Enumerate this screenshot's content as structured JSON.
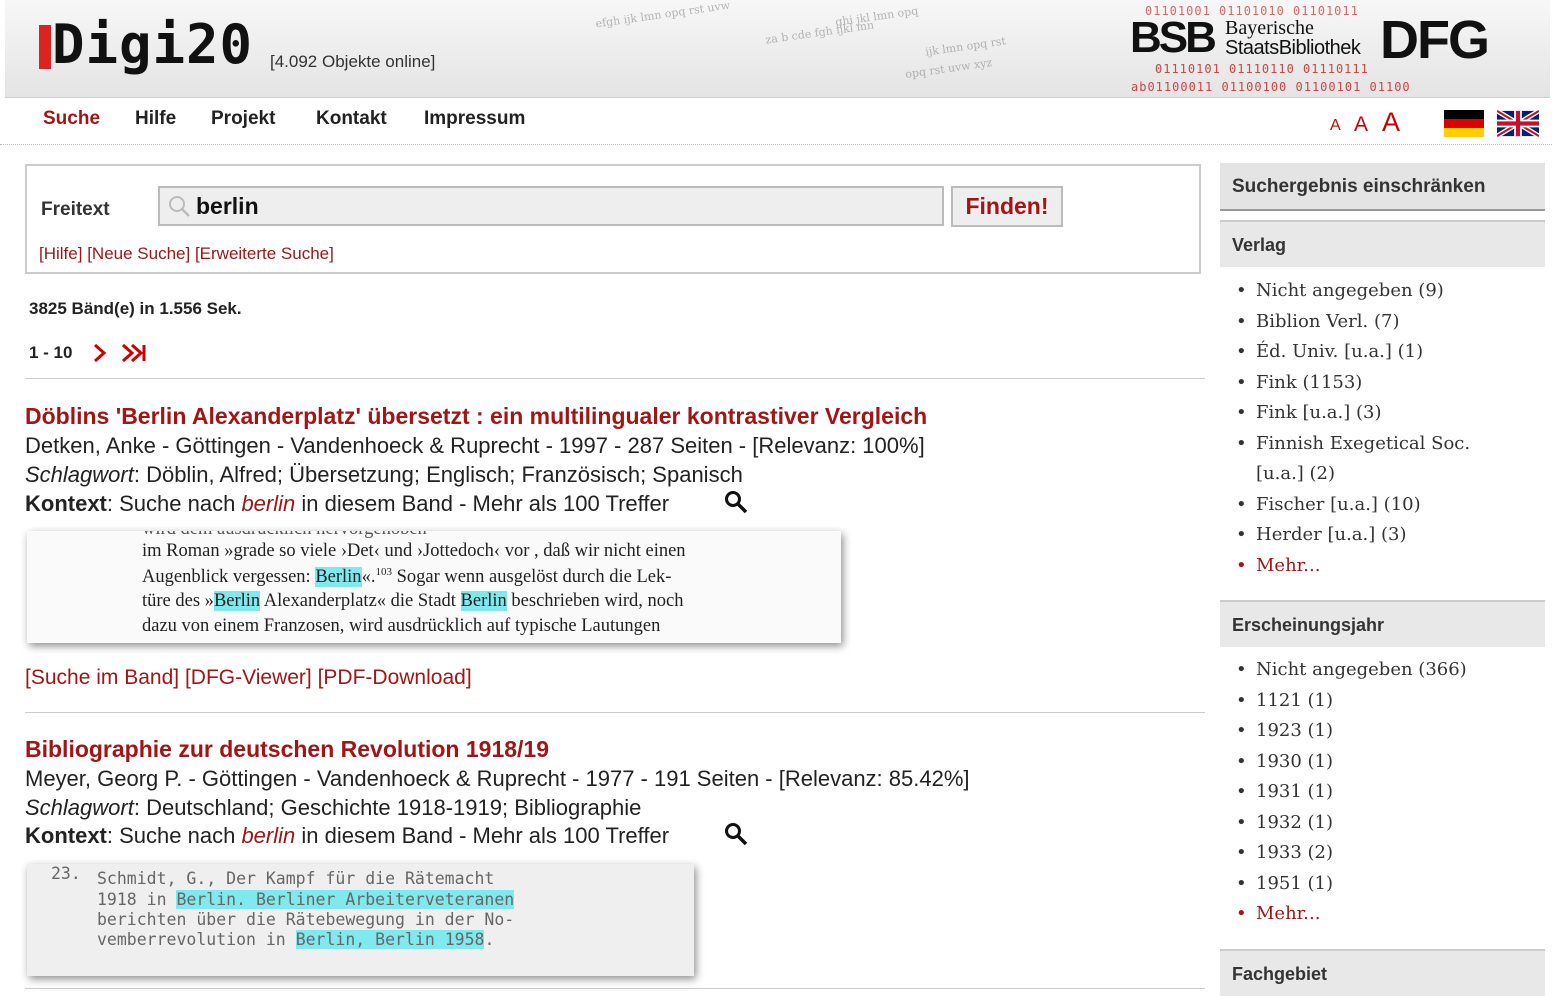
{
  "header": {
    "logo_text": "Digi20",
    "objects_online": "[4.092 Objekte online]",
    "bsb_mark": "BSB",
    "bsb_line1": "Bayerische",
    "bsb_line2": "StaatsBibliothek",
    "dfg_logo": "DFG",
    "binary_top": "01101001 01101010 01101011",
    "binary_mid": "01110101 01110110 01110111",
    "binary_bottom": "ab01100011 01100100 01100101 01100"
  },
  "nav": {
    "items": [
      "Suche",
      "Hilfe",
      "Projekt",
      "Kontakt",
      "Impressum"
    ],
    "font_small": "A",
    "font_medium": "A",
    "font_large": "A"
  },
  "search": {
    "label": "Freitext",
    "value": "berlin",
    "button": "Finden!",
    "link_help": "[Hilfe]",
    "link_new": "[Neue Suche]",
    "link_advanced": "[Erweiterte Suche]"
  },
  "results_summary": {
    "count_text": "3825 Bänd(e) in 1.556 Sek.",
    "pager_range": "1 - 10"
  },
  "results": [
    {
      "title": "Döblins 'Berlin Alexanderplatz' übersetzt : ein multilingualer kontrastiver Vergleich",
      "meta": "Detken, Anke - Göttingen - Vandenhoeck & Ruprecht - 1997 - 287 Seiten - [Relevanz: 100%]",
      "schlagwort_label": "Schlagwort",
      "schlagwort": ": Döblin, Alfred; Übersetzung; Englisch; Französisch; Spanisch",
      "kontext_label": "Kontext",
      "kontext_pre": ": Suche nach ",
      "kontext_term": "berlin",
      "kontext_post": " in diesem Band - Mehr als 100 Treffer",
      "snippet": {
        "line0": "wird dem ausdrücklich hervorgehoben",
        "line1": "im Roman »grade so viele ›Det‹ und ›Jottedoch‹ vor , daß wir nicht einen",
        "line2_a": "Augenblick vergessen: ",
        "line2_hl": "Berlin",
        "line2_b": "«.",
        "line2_sup": "103",
        "line2_c": " Sogar wenn ausgelöst durch die Lek-",
        "line3_a": "türe des »",
        "line3_hl1": "Berlin",
        "line3_b": " Alexanderplatz« die Stadt ",
        "line3_hl2": "Berlin",
        "line3_c": " beschrieben wird, noch",
        "line4": "dazu von einem Franzosen, wird ausdrücklich auf typische Lautungen"
      },
      "link_search": "[Suche im Band]",
      "link_viewer": "[DFG-Viewer]",
      "link_pdf": "[PDF-Download]"
    },
    {
      "title": "Bibliographie zur deutschen Revolution 1918/19",
      "meta": "Meyer, Georg P. - Göttingen - Vandenhoeck & Ruprecht - 1977 - 191 Seiten - [Relevanz: 85.42%]",
      "schlagwort_label": "Schlagwort",
      "schlagwort": ": Deutschland; Geschichte 1918-1919; Bibliographie",
      "kontext_label": "Kontext",
      "kontext_pre": ": Suche nach ",
      "kontext_term": "berlin",
      "kontext_post": " in diesem Band - Mehr als 100 Treffer",
      "snippet": {
        "num": "23.",
        "line1": "Schmidt, G., Der Kampf für die Rätemacht",
        "line2_a": "1918 in ",
        "line2_hl": "Berlin. Berliner Arbeiterveteranen",
        "line3": "berichten über die Rätebewegung in der No-",
        "line4_a": "vemberrevolution in ",
        "line4_hl": "Berlin, Berlin 1958",
        "line4_b": "."
      }
    }
  ],
  "sidebar": {
    "title": "Suchergebnis einschränken",
    "verlag": {
      "heading": "Verlag",
      "items": [
        "Nicht angegeben (9)",
        "Biblion Verl. (7)",
        "Éd. Univ. [u.a.] (1)",
        "Fink (1153)",
        "Fink [u.a.] (3)",
        "Finnish Exegetical Soc.",
        "[u.a.] (2)",
        "Fischer [u.a.] (10)",
        "Herder [u.a.] (3)"
      ],
      "more": "Mehr..."
    },
    "jahr": {
      "heading": "Erscheinungsjahr",
      "items": [
        "Nicht angegeben (366)",
        "1121 (1)",
        "1923 (1)",
        "1930 (1)",
        "1931 (1)",
        "1932 (1)",
        "1933 (2)",
        "1951 (1)"
      ],
      "more": "Mehr..."
    },
    "fach": {
      "heading": "Fachgebiet"
    }
  }
}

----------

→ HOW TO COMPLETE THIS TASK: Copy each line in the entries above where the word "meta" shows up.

→ PROBLEM SOLUTION:
      "meta": "Detken, Anke - Göttingen - Vandenhoeck & Ruprecht - 1997 - 287 Seiten - [Relevanz: 100%]",
      "meta": "Meyer, Georg P. - Göttingen - Vandenhoeck & Ruprecht - 1977 - 191 Seiten - [Relevanz: 85.42%]",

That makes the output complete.